  4. Modest overfeeding of trace minerals is less costly than modest underfeeding, but it can still increase feed costs and mineral concentrations in manure. Formulating diets to provide about 1.2 times NRC requirements for most trace minerals (Se is an exception) is justified to reduce the risk of deficiencies and should have no negative effects on animals.  
  5. New data since 2001 bring the NRC requirement for Mn into question. Feeding at the 2001 NRC requirement can result in clinical Mn deficiency. Based on mineral balance studies, the actual requirement is 2.5 to 3.5 times the current NRC requirement. Negative effects on the animal are not an issue at these higher concentrations.
  6. High concentration of Cu in the liver (greater than 150 ppm on a wet basis compared to an adequate concentration of about 35 to 50 ppm) is a risk factor for acute Cu toxicity. Excessive accumulation of Cu in the liver can occur over months or years by feeding what many may consider a safe concentration of dietary Cu. Feed proper amounts of trace minerals to the entire herd (replacements and mature cows), and consider the potential effects of overfeeding for a long period of time.
  7. The 2001 NRC requirement for Cu (approximately 10 to 12 ppm) is likely adequate in many situations (12 to 15 ppm with modest safety factor). The NRC requirement is not adequate when high dietary or water sulfur with or without molybdenum is fed. See the article “Excess Sulfur and Potassium Can Cause Mineral Nutrition Problems with Dairy Cows” for additional information.
  8. The 2001 NRC requirement (0.11 ppm) for Co may be too low. Some data showed improved vitamin B-12 status when diets contained >0.25 ppm.
  9. The NRC did not establish a requirement for Cr in 2001. Since that time, several studies have been conducted, and many show increased milk yield in early lactation cows when supplemented with approximately 0.5 ppm Cr (currently the only FDA-approved source of Cr in the United States is Cr-propionate).

Table 1. Approximate 2001 NRC requirements for lactating cows and suggested safety factors for trace minerals.

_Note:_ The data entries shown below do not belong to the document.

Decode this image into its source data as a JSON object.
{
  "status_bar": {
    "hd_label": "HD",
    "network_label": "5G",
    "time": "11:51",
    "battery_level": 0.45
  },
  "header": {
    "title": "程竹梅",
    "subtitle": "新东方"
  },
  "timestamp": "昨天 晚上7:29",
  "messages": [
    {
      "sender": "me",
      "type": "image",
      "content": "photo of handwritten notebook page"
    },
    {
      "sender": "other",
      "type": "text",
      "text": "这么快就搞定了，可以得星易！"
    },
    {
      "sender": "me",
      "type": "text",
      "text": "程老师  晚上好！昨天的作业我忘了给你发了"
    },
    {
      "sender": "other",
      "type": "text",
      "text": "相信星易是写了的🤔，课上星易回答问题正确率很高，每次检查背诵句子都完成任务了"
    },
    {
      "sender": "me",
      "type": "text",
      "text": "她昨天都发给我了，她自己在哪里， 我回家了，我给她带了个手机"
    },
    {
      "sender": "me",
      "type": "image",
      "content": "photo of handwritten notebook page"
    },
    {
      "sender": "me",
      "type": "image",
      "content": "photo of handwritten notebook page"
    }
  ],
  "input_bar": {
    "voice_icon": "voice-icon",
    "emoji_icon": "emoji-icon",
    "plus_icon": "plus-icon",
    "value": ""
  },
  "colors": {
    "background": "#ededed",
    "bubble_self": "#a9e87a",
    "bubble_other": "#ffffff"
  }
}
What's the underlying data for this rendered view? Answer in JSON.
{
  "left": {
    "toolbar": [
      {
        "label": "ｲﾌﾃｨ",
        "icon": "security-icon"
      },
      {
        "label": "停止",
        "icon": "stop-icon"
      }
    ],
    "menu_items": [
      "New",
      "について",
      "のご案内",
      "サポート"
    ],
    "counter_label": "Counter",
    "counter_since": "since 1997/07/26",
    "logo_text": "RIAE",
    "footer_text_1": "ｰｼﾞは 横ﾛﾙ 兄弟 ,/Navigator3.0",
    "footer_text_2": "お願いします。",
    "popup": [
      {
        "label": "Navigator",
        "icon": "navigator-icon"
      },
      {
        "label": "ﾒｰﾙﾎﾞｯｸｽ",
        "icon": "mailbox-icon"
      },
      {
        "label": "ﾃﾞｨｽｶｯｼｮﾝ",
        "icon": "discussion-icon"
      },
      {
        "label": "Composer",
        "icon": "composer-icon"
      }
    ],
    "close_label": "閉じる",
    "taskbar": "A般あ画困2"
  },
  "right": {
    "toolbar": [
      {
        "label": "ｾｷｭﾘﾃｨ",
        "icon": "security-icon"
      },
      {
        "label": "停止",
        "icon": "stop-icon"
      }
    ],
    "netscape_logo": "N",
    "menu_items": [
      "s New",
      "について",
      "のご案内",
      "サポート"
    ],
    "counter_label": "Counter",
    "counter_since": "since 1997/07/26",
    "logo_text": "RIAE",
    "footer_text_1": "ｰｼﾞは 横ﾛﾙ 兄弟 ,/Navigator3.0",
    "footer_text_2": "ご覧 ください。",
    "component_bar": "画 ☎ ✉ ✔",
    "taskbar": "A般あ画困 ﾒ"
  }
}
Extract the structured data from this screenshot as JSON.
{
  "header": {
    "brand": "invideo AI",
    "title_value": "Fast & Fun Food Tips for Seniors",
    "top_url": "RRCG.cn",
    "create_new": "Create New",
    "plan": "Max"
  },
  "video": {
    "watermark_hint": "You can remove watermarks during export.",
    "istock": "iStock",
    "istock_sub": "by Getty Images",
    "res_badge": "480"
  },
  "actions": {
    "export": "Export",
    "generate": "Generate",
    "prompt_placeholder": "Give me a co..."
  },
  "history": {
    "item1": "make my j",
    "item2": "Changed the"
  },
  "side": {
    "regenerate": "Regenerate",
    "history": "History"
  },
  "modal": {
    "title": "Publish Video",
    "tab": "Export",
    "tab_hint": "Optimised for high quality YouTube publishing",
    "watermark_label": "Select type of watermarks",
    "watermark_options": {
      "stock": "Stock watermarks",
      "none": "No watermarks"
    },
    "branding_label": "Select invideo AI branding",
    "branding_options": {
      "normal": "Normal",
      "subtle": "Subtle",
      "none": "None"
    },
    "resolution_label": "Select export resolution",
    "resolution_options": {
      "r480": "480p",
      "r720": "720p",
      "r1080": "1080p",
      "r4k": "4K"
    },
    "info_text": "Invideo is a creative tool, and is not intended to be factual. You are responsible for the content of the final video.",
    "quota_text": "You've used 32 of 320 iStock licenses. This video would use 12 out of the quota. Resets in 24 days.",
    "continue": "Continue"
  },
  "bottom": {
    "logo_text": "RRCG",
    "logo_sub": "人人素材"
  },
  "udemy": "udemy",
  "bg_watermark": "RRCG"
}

Trace Mineral NRC Requirement1 Safety Factor2 Comment
Chromium Not established NA May increase milk yield in early lactation at ~0.5 ppm.
Cobalt 0.11 ppm 2 to 4 X NRC recommendations may not maximize vitamin B-12 status.
Copper 10-12 ppm 1.2 to 3 X 1.2 X NRC should be fed to reduce the risk of deficiency because of uncertainty in supply and requirements. The safety factor must be increased as dietary (includes minerals from water) sulfur and Mo concentrations increase about 0.25% and 1 ppm, respectively. Cu should not exceed 3 X NRC.
Iodine 3.3 mg/100 lb BW 1 X No new data justifying need for a safety factor.
Iron 15 to 18 ppm 1 to 1.2 X No evidence that NRC level is not adequate; most basal diets contain more than adequate Fe.
Manganese 12 to 18 ppm 2.5 to 3.5 X Studies have shown that NRC level is not adequate; studies suggest that 35 to 50 ppm is adequate.
Selenium 0.3 ppm (supplemental) 1 X FDA regulations prohibit greater supplementation rates.
Zinc 43 to 50 ppm 1.2 X 1.2 X NRC should be fed to reduce the risk of deficiency because of uncertainty in supply and requirements.
1 Requirement assumes typical absorption coefficients and typical dry matter intakes.
2 Values expressed relative to NRC (2001) requirement. For example, if requirement is 12 ppm and safety factor is 1.25, diet should contain 12 * 1.25 = 15 ppm.

Author Information

Bill Weiss and Matthew Faulkner
The Ohio State University